Exact reproduction is required for all entries.

__________

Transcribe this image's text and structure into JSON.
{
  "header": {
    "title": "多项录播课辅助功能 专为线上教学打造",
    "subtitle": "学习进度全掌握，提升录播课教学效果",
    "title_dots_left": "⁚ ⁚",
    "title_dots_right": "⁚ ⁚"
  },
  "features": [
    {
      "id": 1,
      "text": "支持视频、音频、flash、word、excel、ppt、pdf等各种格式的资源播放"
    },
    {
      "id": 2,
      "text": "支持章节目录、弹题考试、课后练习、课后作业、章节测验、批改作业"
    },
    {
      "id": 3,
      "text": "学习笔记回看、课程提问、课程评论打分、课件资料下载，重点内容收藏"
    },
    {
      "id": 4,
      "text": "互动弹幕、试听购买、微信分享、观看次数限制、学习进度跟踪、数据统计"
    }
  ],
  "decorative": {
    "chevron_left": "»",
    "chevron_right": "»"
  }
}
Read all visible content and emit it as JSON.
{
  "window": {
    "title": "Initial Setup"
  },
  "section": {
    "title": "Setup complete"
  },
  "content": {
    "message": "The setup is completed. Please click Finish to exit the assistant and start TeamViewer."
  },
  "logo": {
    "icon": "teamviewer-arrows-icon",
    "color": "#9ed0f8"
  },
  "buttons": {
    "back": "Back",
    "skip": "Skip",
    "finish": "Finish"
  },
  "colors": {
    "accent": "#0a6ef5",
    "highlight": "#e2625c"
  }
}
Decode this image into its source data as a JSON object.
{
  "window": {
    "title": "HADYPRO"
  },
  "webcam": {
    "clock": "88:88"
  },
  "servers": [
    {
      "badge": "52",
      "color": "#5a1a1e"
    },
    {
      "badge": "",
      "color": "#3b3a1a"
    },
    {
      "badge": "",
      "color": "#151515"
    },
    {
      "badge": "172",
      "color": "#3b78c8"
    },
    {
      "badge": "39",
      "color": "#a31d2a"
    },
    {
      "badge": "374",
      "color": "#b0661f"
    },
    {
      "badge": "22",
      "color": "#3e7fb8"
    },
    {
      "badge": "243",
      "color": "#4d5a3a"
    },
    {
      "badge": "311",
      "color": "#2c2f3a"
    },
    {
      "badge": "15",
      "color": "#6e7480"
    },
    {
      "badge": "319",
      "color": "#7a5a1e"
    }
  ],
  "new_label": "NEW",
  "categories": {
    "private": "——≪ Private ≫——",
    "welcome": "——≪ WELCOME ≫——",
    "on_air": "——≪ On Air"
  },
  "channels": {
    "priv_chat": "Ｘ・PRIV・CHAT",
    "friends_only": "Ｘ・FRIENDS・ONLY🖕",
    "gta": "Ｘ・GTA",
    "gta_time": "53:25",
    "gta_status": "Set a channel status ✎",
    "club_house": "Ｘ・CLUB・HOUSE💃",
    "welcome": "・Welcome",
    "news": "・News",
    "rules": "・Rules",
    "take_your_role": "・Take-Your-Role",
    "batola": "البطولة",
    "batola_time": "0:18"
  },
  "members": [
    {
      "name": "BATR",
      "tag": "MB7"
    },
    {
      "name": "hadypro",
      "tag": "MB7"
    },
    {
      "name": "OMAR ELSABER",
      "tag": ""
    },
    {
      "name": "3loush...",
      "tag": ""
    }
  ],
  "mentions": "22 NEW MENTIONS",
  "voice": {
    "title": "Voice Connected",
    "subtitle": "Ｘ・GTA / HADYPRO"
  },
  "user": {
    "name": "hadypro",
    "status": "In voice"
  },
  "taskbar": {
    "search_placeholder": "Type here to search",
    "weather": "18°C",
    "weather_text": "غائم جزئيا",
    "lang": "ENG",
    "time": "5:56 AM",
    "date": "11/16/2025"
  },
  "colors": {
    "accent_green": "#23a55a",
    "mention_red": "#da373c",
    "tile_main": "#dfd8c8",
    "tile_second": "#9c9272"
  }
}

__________

__OUTPUT OF THE EXERCISE__
Transcribe this image's text and structure into JSON.
{
  "header": {
    "title": "多项录播课辅助功能 专为线上教学打造",
    "subtitle": "学习进度全掌握，提升录播课教学效果",
    "title_dots_left": "⁚ ⁚",
    "title_dots_right": "⁚ ⁚"
  },
  "features": [
    {
      "id": 1,
      "text": "支持视频、音频、flash、word、excel、ppt、pdf等各种格式的资源播放"
    },
    {
      "id": 2,
      "text": "支持章节目录、弹题考试、课后练习、课后作业、章节测验、批改作业"
    },
    {
      "id": 3,
      "text": "学习笔记回看、课程提问、课程评论打分、课件资料下载，重点内容收藏"
    },
    {
      "id": 4,
      "text": "互动弹幕、试听购买、微信分享、观看次数限制、学习进度跟踪、数据统计"
    }
  ],
  "decorative": {
    "chevron_left": "»",
    "chevron_right": "»"
  }
}
Read all visible content and emit it as JSON.
{
  "window": {
    "title": "Initial Setup"
  },
  "section": {
    "title": "Setup complete"
  },
  "content": {
    "message": "The setup is completed. Please click Finish to exit the assistant and start TeamViewer."
  },
  "logo": {
    "icon": "teamviewer-arrows-icon",
    "color": "#9ed0f8"
  },
  "buttons": {
    "back": "Back",
    "skip": "Skip",
    "finish": "Finish"
  },
  "colors": {
    "accent": "#0a6ef5",
    "highlight": "#e2625c"
  }
}
Decode this image into its source data as a JSON object.
{
  "window": {
    "title": "HADYPRO"
  },
  "webcam": {
    "clock": "88:88"
  },
  "servers": [
    {
      "badge": "52",
      "color": "#5a1a1e"
    },
    {
      "badge": "",
      "color": "#3b3a1a"
    },
    {
      "badge": "",
      "color": "#151515"
    },
    {
      "badge": "172",
      "color": "#3b78c8"
    },
    {
      "badge": "39",
      "color": "#a31d2a"
    },
    {
      "badge": "374",
      "color": "#b0661f"
    },
    {
      "badge": "22",
      "color": "#3e7fb8"
    },
    {
      "badge": "243",
      "color": "#4d5a3a"
    },
    {
      "badge": "311",
      "color": "#2c2f3a"
    },
    {
      "badge": "15",
      "color": "#6e7480"
    },
    {
      "badge": "319",
      "color": "#7a5a1e"
    }
  ],
  "new_label": "NEW",
  "categories": {
    "private": "——≪ Private ≫——",
    "welcome": "——≪ WELCOME ≫——",
    "on_air": "——≪ On Air"
  },
  "channels": {
    "priv_chat": "Ｘ・PRIV・CHAT",
    "friends_only": "Ｘ・FRIENDS・ONLY🖕",
    "gta": "Ｘ・GTA",
    "gta_time": "53:25",
    "gta_status": "Set a channel status ✎",
    "club_house": "Ｘ・CLUB・HOUSE💃",
    "welcome": "・Welcome",
    "news": "・News",
    "rules": "・Rules",
    "take_your_role": "・Take-Your-Role",
    "batola": "البطولة",
    "batola_time": "0:18"
  },
  "members": [
    {
      "name": "BATR",
      "tag": "MB7"
    },
    {
      "name": "hadypro",
      "tag": "MB7"
    },
    {
      "name": "OMAR ELSABER",
      "tag": ""
    },
    {
      "name": "3loush...",
      "tag": ""
    }
  ],
  "mentions": "22 NEW MENTIONS",
  "voice": {
    "title": "Voice Connected",
    "subtitle": "Ｘ・GTA / HADYPRO"
  },
  "user": {
    "name": "hadypro",
    "status": "In voice"
  },
  "taskbar": {
    "search_placeholder": "Type here to search",
    "weather": "18°C",
    "weather_text": "غائم جزئيا",
    "lang": "ENG",
    "time": "5:56 AM",
    "date": "11/16/2025"
  },
  "colors": {
    "accent_green": "#23a55a",
    "mention_red": "#da373c",
    "tile_main": "#dfd8c8",
    "tile_second": "#9c9272"
  }
}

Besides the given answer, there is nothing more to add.